Given information
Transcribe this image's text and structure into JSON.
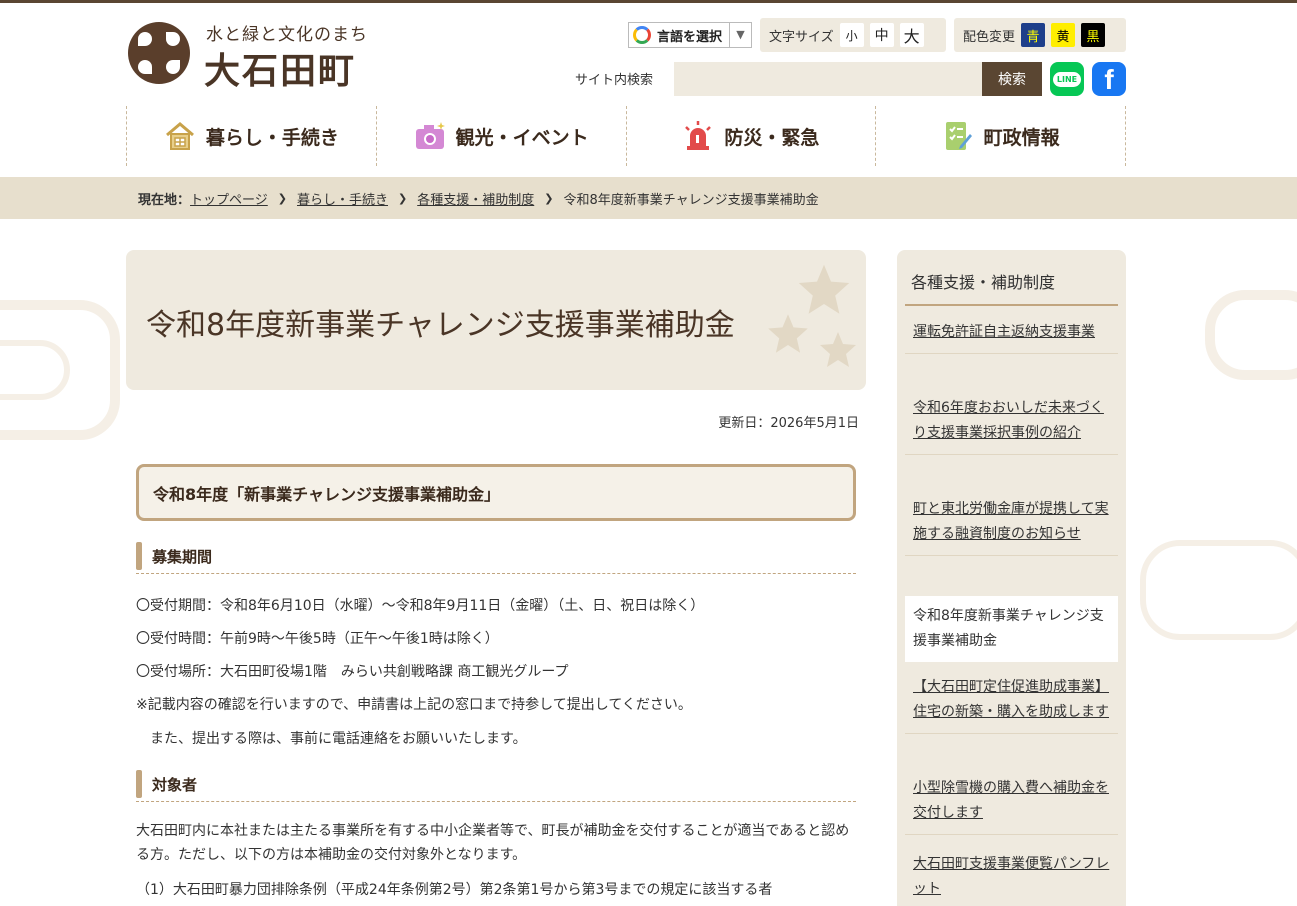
{
  "header": {
    "tagline": "水と緑と文化のまち",
    "town_name": "大石田町",
    "language_button": "言語を選択",
    "language_arrow": "▼",
    "font_size_label": "文字サイズ",
    "font_sizes": [
      "小",
      "中",
      "大"
    ],
    "color_label": "配色変更",
    "colors": [
      {
        "label": "青",
        "bg": "#1e3f8a",
        "fg": "#ffff00"
      },
      {
        "label": "黄",
        "bg": "#ffee00",
        "fg": "#000000"
      },
      {
        "label": "黒",
        "bg": "#000000",
        "fg": "#ffff00"
      }
    ],
    "search_label": "サイト内検索",
    "search_placeholder": "",
    "search_button": "検索",
    "line_label": "LINE",
    "facebook_label": "f"
  },
  "nav": [
    {
      "label": "暮らし・手続き",
      "icon": "house-icon",
      "color": "#c8a24a"
    },
    {
      "label": "観光・イベント",
      "icon": "camera-icon",
      "color": "#c86bc8"
    },
    {
      "label": "防災・緊急",
      "icon": "siren-icon",
      "color": "#d83a3a"
    },
    {
      "label": "町政情報",
      "icon": "checklist-icon",
      "color": "#8ab84a"
    }
  ],
  "breadcrumb": {
    "label": "現在地：",
    "items": [
      "トップページ",
      "暮らし・手続き",
      "各種支援・補助制度"
    ],
    "current": "令和8年度新事業チャレンジ支援事業補助金",
    "separator": "❯"
  },
  "main": {
    "title": "令和8年度新事業チャレンジ支援事業補助金",
    "updated": "更新日：2026年5月1日",
    "section_title": "令和8年度「新事業チャレンジ支援事業補助金」",
    "recruit_heading": "募集期間",
    "recruit_lines": [
      "〇受付期間：令和8年6月10日（水曜）～令和8年9月11日（金曜）（土、日、祝日は除く）",
      "〇受付時間：午前9時～午後5時（正午～午後1時は除く）",
      "〇受付場所：大石田町役場1階　みらい共創戦略課 商工観光グループ",
      "※記載内容の確認を行いますので、申請書は上記の窓口まで持参して提出してください。",
      "　また、提出する際は、事前に電話連絡をお願いいたします。"
    ],
    "target_heading": "対象者",
    "target_text": "大石田町内に本社または主たる事業所を有する中小企業者等で、町長が補助金を交付することが適当であると認める方。ただし、以下の方は本補助金の交付対象外となります。",
    "target_item1": "（1）大石田町暴力団排除条例（平成24年条例第2号）第2条第1号から第3号までの規定に該当する者"
  },
  "sidebar": {
    "heading": "各種支援・補助制度",
    "items": [
      "運転免許証自主返納支援事業",
      "令和6年度おおいしだ未来づくり支援事業採択事例の紹介",
      "町と東北労働金庫が提携して実施する融資制度のお知らせ",
      "令和8年度新事業チャレンジ支援事業補助金",
      "【大石田町定住促進助成事業】住宅の新築・購入を助成します",
      "小型除雪機の購入費へ補助金を交付します",
      "大石田町支援事業便覧パンフレット"
    ]
  }
}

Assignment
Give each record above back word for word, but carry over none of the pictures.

Output below
Transcribe this image's text and structure into JSON.
{
  "header": {
    "tagline": "水と緑と文化のまち",
    "town_name": "大石田町",
    "language_button": "言語を選択",
    "language_arrow": "▼",
    "font_size_label": "文字サイズ",
    "font_sizes": [
      "小",
      "中",
      "大"
    ],
    "color_label": "配色変更",
    "colors": [
      {
        "label": "青",
        "bg": "#1e3f8a",
        "fg": "#ffff00"
      },
      {
        "label": "黄",
        "bg": "#ffee00",
        "fg": "#000000"
      },
      {
        "label": "黒",
        "bg": "#000000",
        "fg": "#ffff00"
      }
    ],
    "search_label": "サイト内検索",
    "search_placeholder": "",
    "search_button": "検索",
    "line_label": "LINE",
    "facebook_label": "f"
  },
  "nav": [
    {
      "label": "暮らし・手続き",
      "icon": "house-icon",
      "color": "#c8a24a"
    },
    {
      "label": "観光・イベント",
      "icon": "camera-icon",
      "color": "#c86bc8"
    },
    {
      "label": "防災・緊急",
      "icon": "siren-icon",
      "color": "#d83a3a"
    },
    {
      "label": "町政情報",
      "icon": "checklist-icon",
      "color": "#8ab84a"
    }
  ],
  "breadcrumb": {
    "label": "現在地：",
    "items": [
      "トップページ",
      "暮らし・手続き",
      "各種支援・補助制度"
    ],
    "current": "令和8年度新事業チャレンジ支援事業補助金",
    "separator": "❯"
  },
  "main": {
    "title": "令和8年度新事業チャレンジ支援事業補助金",
    "updated": "更新日：2026年5月1日",
    "section_title": "令和8年度「新事業チャレンジ支援事業補助金」",
    "recruit_heading": "募集期間",
    "recruit_lines": [
      "〇受付期間：令和8年6月10日（水曜）～令和8年9月11日（金曜）（土、日、祝日は除く）",
      "〇受付時間：午前9時～午後5時（正午～午後1時は除く）",
      "〇受付場所：大石田町役場1階　みらい共創戦略課 商工観光グループ",
      "※記載内容の確認を行いますので、申請書は上記の窓口まで持参して提出してください。",
      "　また、提出する際は、事前に電話連絡をお願いいたします。"
    ],
    "target_heading": "対象者",
    "target_text": "大石田町内に本社または主たる事業所を有する中小企業者等で、町長が補助金を交付することが適当であると認める方。ただし、以下の方は本補助金の交付対象外となります。",
    "target_item1": "（1）大石田町暴力団排除条例（平成24年条例第2号）第2条第1号から第3号までの規定に該当する者"
  },
  "sidebar": {
    "heading": "各種支援・補助制度",
    "items": [
      "運転免許証自主返納支援事業",
      "令和6年度おおいしだ未来づくり支援事業採択事例の紹介",
      "町と東北労働金庫が提携して実施する融資制度のお知らせ",
      "令和8年度新事業チャレンジ支援事業補助金",
      "【大石田町定住促進助成事業】住宅の新築・購入を助成します",
      "小型除雪機の購入費へ補助金を交付します",
      "大石田町支援事業便覧パンフレット"
    ]
  }
}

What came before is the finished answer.